In coming and going to and from the synod hall, they became favorite targets for photographers. Already on the opening day of the synod, they had surrounded the pope in the procession and "interrupted" the solemn procession planned within the usual canonical discipline. The famous ecclesiastic precedence, based on the position held by a bishop or cardinal, simply fell by the wayside. The Indigenous people took over the procession.
What does the synod for the Amazon have to do with COP26? Indigenous people were the center of attention at both events. They had the opportunity to express themselves, and they did so with great propriety.
But — and here's the thing — most of the participants considered these men and women with traditional traits simply as pieces of folklore to give the event a sense of the presence of "all nations, tribes, races and languages." That was far from the Indigenous people being truly accepted as "equals" in dignity and rights and respected in their legitimate demands.

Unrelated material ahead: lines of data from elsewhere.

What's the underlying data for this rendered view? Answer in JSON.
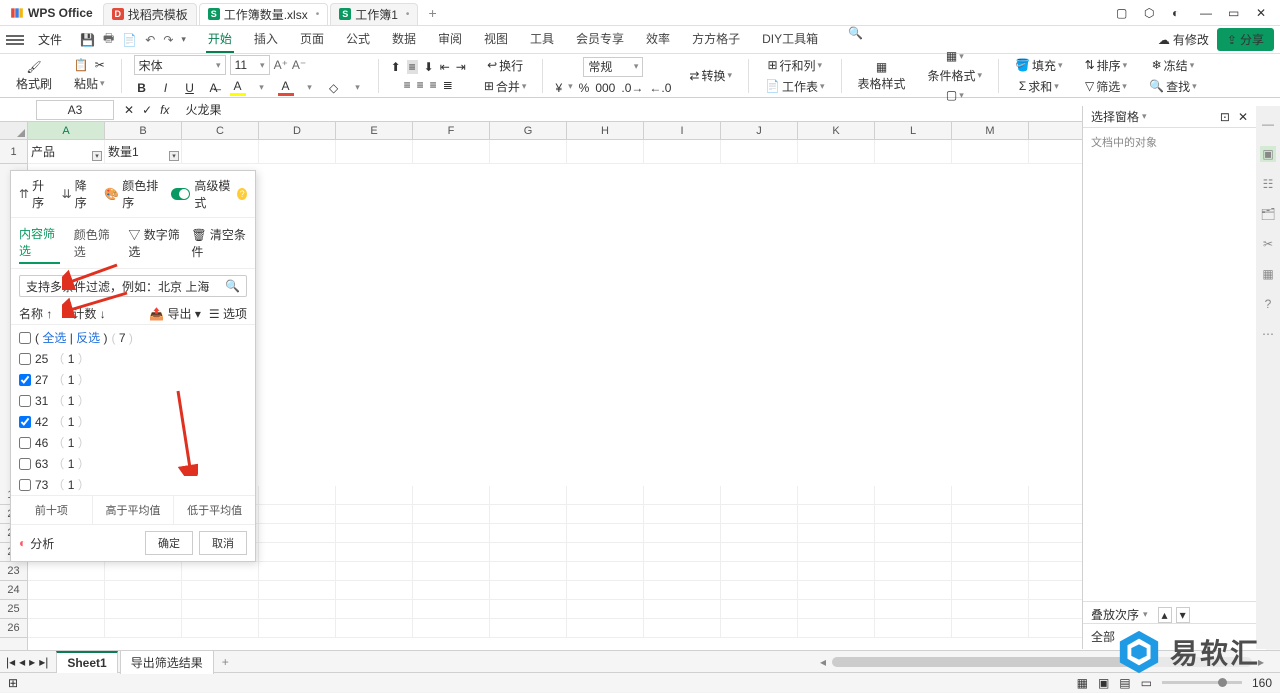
{
  "app": {
    "name": "WPS Office"
  },
  "tabs": [
    {
      "icon_bg": "#e24a3b",
      "icon": "D",
      "label": "找稻壳模板",
      "dirty": false
    },
    {
      "icon_bg": "#0a9960",
      "icon": "S",
      "label": "工作簿数量.xlsx",
      "dirty": true,
      "active": true
    },
    {
      "icon_bg": "#0a9960",
      "icon": "S",
      "label": "工作簿1",
      "dirty": true
    }
  ],
  "menubar": {
    "file": "文件",
    "tabs": [
      "开始",
      "插入",
      "页面",
      "公式",
      "数据",
      "审阅",
      "视图",
      "工具",
      "会员专享",
      "效率",
      "方方格子",
      "DIY工具箱"
    ],
    "active": 0,
    "changes": "有修改",
    "share": "分享"
  },
  "ribbon": {
    "format_painter": "格式刷",
    "paste": "粘贴",
    "font": "宋体",
    "size": "11",
    "wrap": "换行",
    "merge": "合并",
    "number_format": "常规",
    "convert": "转换",
    "row_col": "行和列",
    "worksheet": "工作表",
    "table_style": "表格样式",
    "conditional": "条件格式",
    "fill": "填充",
    "sort": "排序",
    "freeze": "冻结",
    "sum": "求和",
    "filter": "筛选",
    "find": "查找"
  },
  "namebox": "A3",
  "formula": "火龙果",
  "columns": [
    "A",
    "B",
    "C",
    "D",
    "E",
    "F",
    "G",
    "H",
    "I",
    "J",
    "K",
    "L",
    "M"
  ],
  "row_numbers": [
    "1",
    "19",
    "20",
    "21",
    "22",
    "23",
    "24",
    "25",
    "26"
  ],
  "row1": {
    "A": "产品",
    "B": "数量1"
  },
  "filter_popup": {
    "sort": {
      "asc": "升序",
      "desc": "降序",
      "color": "颜色排序",
      "adv": "高级模式"
    },
    "tabs": {
      "content": "内容筛选",
      "color": "颜色筛选",
      "number": "数字筛选",
      "clear": "清空条件"
    },
    "search_placeholder": "支持多条件过滤，例如：北京 上海",
    "cols": {
      "name": "名称",
      "count": "计数",
      "export": "导出",
      "options": "选项"
    },
    "all": {
      "select": "全选",
      "invert": "反选",
      "total": "7"
    },
    "items": [
      {
        "v": "25",
        "c": "1",
        "checked": false
      },
      {
        "v": "27",
        "c": "1",
        "checked": true
      },
      {
        "v": "31",
        "c": "1",
        "checked": false
      },
      {
        "v": "42",
        "c": "1",
        "checked": true
      },
      {
        "v": "46",
        "c": "1",
        "checked": false
      },
      {
        "v": "63",
        "c": "1",
        "checked": false
      },
      {
        "v": "73",
        "c": "1",
        "checked": false
      }
    ],
    "stats": {
      "top": "前十项",
      "above": "高于平均值",
      "below": "低于平均值"
    },
    "analyze": "分析",
    "ok": "确定",
    "cancel": "取消"
  },
  "sheet_tabs": {
    "s1": "Sheet1",
    "s2": "导出筛选结果"
  },
  "right_panel": {
    "title": "选择窗格",
    "sub": "文档中的对象",
    "stack": "叠放次序",
    "all": "全部"
  },
  "status": {
    "zoom": "160"
  },
  "watermark": "易软汇"
}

In our church, it is not very different. We prefer to speak today of "interculturality," rather than "inculturation," to replace a term that seems to imply the superiority of one culture over another that must be "inculturated."
The Santo Domingo document [from the Fourth General Conference of Bishops of Latin America and the Caribbean in 1992] succumbed to this temptation, when it advised: "Promoting an inculturation of the liturgy, embracing with appreciation its religious expressions and symbols compatible with the clear sense of the faith, maintaining the value of universal symbols and in harmony with the general discipline of the Church."
Who gets to determine what is compatible or not, what is in harmony or not, with the clear sense of the faith and general discipline of the church? Only living with a people is it possible to know the deep meaning of their cultural expressions, speaking their language and entering into the universe of their archaic and religious symbolism. This can't be done from 10,000 kilometers away, in the comfort of an air-conditioned office.
Today, in the quest for "interculturality," the situation in our church is fairly intriguing. For some time, a growing number of tremendously racist people and factions have been appearing, who insult the bishops and priests who accept the expressions, songs and drumming of Indigenous people or quilombolas in a liturgical celebration. It will not be easy to implement the decisions of the synod for the Amazon and the "dreams" of Pope Francis' apostolic exhortation Querida Amazonia. The opposition is virulent.
Today, what is being rejected by Bolsonaro and big agribusiness is the Brazilian constitution of 1988, which, by supporting the existence of Indigenous lands, defends the existence of lands outside of the capitalist market. The slogan of Big Agro is "No land outside of the market!" Against our conviction: All land for the benefit of life and peace.
They are two opposing proposals: one in favor of the Earth for life, the other in favor of the Earth for business and for shameless usurpation and exploitation.